During the third song at the Ingrid Michaelson concert last June in Minneapolis, a woman in the fifth row started tapping her foot.
I know this because I was high up in the balcony with a view of the entire audience, and this woman was literally the only person moving.
Forget the snow and the bone-chilling cold: this is my least favorite thing about Minneapolis. Here, dancing at concerts is weird. People stare at you and make snide comments under their breath.
(I don't know how I still have friends, because one of my favorite hobbies is convincing people to go to concerts with me, and then spending 60% of the time complaining about how no one is moving.)
Last month, in New Orleans, I realized why this bothers me so much.

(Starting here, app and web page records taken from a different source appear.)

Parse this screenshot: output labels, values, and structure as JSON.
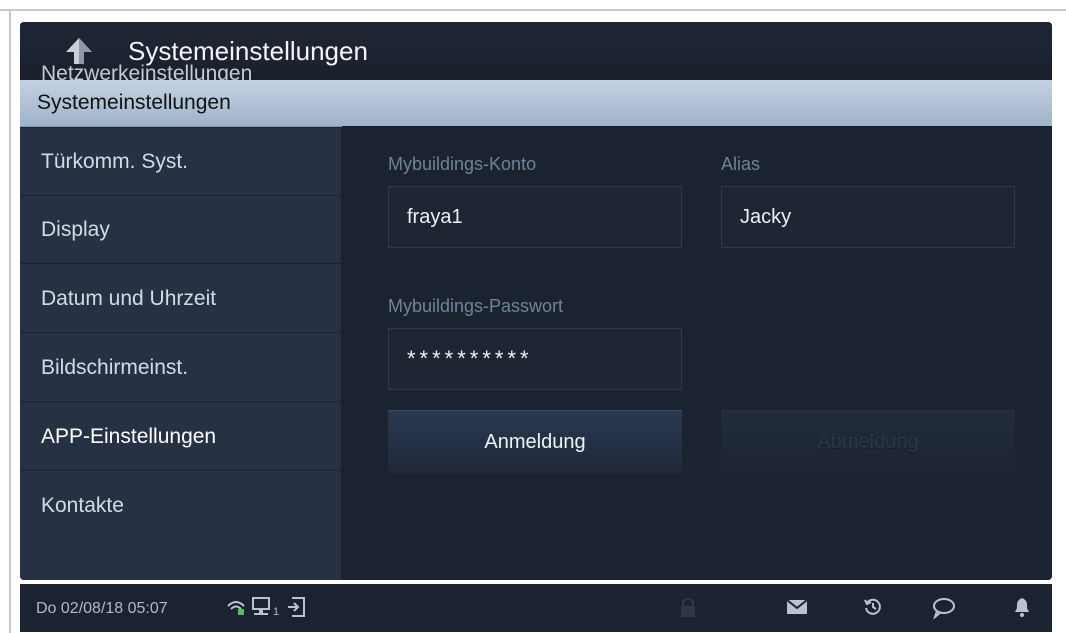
{
  "title": "Systemeinstellungen",
  "dropdown": {
    "selected": "Systemeinstellungen"
  },
  "sidebar": {
    "items": [
      {
        "label": "Netzwerkeinstellungen"
      },
      {
        "label": "Türkomm. Syst."
      },
      {
        "label": "Display"
      },
      {
        "label": "Datum und Uhrzeit"
      },
      {
        "label": "Bildschirmeinst."
      },
      {
        "label": "APP-Einstellungen",
        "active": true
      },
      {
        "label": "Kontakte"
      }
    ]
  },
  "form": {
    "account_label": "Mybuildings-Konto",
    "account_value": "fraya1",
    "alias_label": "Alias",
    "alias_value": "Jacky",
    "password_label": "Mybuildings-Passwort",
    "password_value": "**********",
    "login_label": "Anmeldung",
    "logout_label": "Abmeldung"
  },
  "status": {
    "datetime": "Do 02/08/18  05:07",
    "network_sub": "1"
  },
  "colors": {
    "background": "#1c2330",
    "sidebar": "#263244",
    "dropdown": "#b3c4d7",
    "label": "#6e8399",
    "text": "#eef1f4"
  },
  "icons": [
    "back-arrow-icon",
    "wifi-icon",
    "network-icon",
    "exit-icon",
    "lock-icon",
    "mail-icon",
    "history-icon",
    "chat-icon",
    "bell-icon"
  ]
}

Y and I decided to take Dalia on the streetcar to the French Quarter. I was regretting my decision as we crossed the street into the icky part of the Quarter, dodging puddles of mystery liquid. It smelled like last night's daiquiri. (I, on the other hand, covered in spit up and carrying a tiny human who poops herself, smelled heavenly.)
But the whole experience was redeemed when we ran into a crowd of people, a dancer, and a band in front of St. Louis Cathedral. It was a funeral -- not just any funeral, famed chef Paul Prudhomme's funeral -- and the jazz march was about to start.
As the band led the mourners and spectators and a handful of famous chefs down the street to Prudhomme's restaurant, as service industry people stepped out of their restaurants and removed their hats in respect, as the band leader (Rockin Dopsie Jr) encouraged the crowd to dance with him to When the Saints Go Marching In, I understood why the lack of enthusiasm and celebration at Minneapolis concerts bothers me so much:
Where I come from, we dance at funerals.